▸ **PROVIDED DATA**
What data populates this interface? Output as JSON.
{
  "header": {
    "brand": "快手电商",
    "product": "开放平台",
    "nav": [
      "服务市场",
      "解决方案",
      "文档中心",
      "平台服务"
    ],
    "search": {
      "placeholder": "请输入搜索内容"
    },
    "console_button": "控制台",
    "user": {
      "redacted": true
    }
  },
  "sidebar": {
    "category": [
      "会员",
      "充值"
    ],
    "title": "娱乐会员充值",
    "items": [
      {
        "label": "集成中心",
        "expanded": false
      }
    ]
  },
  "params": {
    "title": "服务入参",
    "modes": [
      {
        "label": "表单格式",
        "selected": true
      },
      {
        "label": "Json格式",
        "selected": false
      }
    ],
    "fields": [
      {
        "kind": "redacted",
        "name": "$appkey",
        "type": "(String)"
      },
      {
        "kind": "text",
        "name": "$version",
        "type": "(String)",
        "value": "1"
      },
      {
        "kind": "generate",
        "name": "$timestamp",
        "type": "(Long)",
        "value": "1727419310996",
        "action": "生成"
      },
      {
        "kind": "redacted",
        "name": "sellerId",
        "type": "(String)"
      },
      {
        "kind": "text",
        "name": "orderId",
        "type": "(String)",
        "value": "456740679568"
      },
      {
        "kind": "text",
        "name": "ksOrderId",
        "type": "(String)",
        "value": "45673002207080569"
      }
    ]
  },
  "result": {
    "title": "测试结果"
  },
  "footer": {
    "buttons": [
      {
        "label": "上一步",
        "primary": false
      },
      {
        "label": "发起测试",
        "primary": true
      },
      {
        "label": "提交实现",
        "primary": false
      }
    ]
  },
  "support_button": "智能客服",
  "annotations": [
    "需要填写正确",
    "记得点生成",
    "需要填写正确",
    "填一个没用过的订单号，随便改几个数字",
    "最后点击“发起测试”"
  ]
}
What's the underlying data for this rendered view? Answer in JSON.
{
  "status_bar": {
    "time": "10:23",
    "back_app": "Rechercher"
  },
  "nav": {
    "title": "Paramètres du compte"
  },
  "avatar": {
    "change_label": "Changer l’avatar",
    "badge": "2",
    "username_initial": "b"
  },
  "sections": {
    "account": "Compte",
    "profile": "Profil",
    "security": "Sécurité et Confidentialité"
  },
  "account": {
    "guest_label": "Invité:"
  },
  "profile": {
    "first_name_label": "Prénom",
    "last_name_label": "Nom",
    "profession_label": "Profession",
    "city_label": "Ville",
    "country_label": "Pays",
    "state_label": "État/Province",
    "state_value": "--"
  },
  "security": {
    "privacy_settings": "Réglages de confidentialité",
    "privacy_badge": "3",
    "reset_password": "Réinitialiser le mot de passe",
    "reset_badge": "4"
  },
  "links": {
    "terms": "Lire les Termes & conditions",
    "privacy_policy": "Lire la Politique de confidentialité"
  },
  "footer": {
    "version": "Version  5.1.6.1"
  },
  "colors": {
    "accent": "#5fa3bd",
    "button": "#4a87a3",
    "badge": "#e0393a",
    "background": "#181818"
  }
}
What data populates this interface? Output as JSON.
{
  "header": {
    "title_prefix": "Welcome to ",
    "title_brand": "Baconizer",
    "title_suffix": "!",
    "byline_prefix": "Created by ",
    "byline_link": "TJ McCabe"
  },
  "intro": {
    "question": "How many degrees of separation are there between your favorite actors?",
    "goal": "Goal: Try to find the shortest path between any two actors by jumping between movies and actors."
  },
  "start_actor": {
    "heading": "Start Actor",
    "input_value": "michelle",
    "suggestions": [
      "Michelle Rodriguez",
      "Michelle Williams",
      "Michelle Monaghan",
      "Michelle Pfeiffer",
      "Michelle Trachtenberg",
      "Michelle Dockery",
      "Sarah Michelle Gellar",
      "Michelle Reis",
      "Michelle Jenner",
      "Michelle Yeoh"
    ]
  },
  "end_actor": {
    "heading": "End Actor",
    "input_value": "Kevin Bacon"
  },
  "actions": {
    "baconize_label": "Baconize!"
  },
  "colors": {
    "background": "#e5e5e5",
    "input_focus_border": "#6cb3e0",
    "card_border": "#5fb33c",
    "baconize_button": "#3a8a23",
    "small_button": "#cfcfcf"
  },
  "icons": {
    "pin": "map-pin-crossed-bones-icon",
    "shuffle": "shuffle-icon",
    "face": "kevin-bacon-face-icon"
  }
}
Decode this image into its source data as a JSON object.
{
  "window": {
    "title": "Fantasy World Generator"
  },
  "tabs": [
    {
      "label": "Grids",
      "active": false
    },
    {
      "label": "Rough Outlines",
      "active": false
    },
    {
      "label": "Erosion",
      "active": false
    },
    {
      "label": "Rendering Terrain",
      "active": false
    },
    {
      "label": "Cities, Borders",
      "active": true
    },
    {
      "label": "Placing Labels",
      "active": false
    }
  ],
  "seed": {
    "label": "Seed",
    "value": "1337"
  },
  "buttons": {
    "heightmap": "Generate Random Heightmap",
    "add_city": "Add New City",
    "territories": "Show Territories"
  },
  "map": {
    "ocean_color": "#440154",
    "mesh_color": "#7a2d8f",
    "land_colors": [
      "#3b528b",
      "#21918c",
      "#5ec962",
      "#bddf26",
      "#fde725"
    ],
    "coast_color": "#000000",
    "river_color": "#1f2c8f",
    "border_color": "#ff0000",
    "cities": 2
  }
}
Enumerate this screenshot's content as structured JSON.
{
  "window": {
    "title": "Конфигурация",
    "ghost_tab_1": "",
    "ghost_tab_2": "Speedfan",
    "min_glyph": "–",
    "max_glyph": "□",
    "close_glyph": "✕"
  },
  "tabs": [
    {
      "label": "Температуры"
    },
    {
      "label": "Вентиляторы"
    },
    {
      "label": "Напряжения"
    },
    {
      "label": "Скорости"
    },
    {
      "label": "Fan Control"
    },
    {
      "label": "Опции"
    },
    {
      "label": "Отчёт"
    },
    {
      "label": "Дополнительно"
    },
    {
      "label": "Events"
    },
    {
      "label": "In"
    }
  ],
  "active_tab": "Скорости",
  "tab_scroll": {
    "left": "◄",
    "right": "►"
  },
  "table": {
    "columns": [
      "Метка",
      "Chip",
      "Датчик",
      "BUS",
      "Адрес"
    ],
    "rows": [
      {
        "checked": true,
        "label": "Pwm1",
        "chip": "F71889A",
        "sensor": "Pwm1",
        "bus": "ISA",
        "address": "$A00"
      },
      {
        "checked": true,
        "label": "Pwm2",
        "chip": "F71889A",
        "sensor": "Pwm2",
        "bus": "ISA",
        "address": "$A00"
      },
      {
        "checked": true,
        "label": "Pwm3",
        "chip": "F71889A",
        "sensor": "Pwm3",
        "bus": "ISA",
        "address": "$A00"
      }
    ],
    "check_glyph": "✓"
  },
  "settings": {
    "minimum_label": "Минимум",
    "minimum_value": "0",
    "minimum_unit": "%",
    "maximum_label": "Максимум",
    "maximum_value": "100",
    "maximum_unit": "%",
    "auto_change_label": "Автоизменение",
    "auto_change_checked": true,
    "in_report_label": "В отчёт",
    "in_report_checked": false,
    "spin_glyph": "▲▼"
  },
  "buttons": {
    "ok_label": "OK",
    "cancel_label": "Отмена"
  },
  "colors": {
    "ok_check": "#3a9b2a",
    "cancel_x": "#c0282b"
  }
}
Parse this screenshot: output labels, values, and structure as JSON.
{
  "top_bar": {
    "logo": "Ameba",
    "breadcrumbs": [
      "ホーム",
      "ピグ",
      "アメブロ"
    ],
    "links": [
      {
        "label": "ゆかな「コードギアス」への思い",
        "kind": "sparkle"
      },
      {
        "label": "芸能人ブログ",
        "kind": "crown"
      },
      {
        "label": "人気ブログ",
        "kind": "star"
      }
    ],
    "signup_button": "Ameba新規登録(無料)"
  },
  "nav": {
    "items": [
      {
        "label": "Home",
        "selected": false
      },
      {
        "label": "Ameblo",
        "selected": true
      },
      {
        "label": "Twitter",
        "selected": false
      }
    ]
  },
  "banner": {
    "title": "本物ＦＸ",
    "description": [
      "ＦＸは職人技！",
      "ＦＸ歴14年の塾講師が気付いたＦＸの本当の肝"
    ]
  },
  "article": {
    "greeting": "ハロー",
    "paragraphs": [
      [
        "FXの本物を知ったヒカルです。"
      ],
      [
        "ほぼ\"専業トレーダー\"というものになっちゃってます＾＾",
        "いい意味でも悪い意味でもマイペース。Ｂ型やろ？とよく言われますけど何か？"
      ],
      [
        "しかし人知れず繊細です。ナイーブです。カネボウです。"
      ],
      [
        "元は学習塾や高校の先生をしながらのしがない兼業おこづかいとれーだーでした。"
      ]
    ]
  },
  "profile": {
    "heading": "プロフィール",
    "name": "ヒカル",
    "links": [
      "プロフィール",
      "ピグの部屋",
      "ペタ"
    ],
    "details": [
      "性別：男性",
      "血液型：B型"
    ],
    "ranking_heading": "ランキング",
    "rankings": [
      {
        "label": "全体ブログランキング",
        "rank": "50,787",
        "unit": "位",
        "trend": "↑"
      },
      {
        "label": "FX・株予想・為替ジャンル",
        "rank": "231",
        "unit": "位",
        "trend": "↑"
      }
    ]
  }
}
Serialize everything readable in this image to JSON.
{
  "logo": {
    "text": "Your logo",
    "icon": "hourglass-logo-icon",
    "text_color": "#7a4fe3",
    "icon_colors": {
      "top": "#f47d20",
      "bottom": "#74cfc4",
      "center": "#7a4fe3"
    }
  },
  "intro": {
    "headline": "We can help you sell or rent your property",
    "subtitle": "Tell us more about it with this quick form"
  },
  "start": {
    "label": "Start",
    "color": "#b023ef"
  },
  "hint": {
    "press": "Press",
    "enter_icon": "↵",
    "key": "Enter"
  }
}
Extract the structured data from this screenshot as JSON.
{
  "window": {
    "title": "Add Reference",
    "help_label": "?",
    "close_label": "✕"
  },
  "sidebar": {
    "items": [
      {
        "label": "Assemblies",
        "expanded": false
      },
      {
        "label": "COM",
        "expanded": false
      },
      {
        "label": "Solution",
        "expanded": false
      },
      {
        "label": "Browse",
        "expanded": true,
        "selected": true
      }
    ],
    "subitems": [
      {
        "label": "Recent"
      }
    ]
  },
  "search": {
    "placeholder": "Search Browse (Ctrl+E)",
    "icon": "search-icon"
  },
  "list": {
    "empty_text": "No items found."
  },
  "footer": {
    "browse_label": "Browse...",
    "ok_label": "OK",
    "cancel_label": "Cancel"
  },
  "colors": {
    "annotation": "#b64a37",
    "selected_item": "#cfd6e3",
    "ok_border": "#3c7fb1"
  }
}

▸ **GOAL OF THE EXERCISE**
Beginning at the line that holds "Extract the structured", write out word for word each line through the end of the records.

▸ **RESULT FOR THIS TASK**
Extract the structured data from this screenshot as JSON.
{
  "window": {
    "title": "Add Reference",
    "help_label": "?",
    "close_label": "✕"
  },
  "sidebar": {
    "items": [
      {
        "label": "Assemblies",
        "expanded": false
      },
      {
        "label": "COM",
        "expanded": false
      },
      {
        "label": "Solution",
        "expanded": false
      },
      {
        "label": "Browse",
        "expanded": true,
        "selected": true
      }
    ],
    "subitems": [
      {
        "label": "Recent"
      }
    ]
  },
  "search": {
    "placeholder": "Search Browse (Ctrl+E)",
    "icon": "search-icon"
  },
  "list": {
    "empty_text": "No items found."
  },
  "footer": {
    "browse_label": "Browse...",
    "ok_label": "OK",
    "cancel_label": "Cancel"
  },
  "colors": {
    "annotation": "#b64a37",
    "selected_item": "#cfd6e3",
    "ok_border": "#3c7fb1"
  }
}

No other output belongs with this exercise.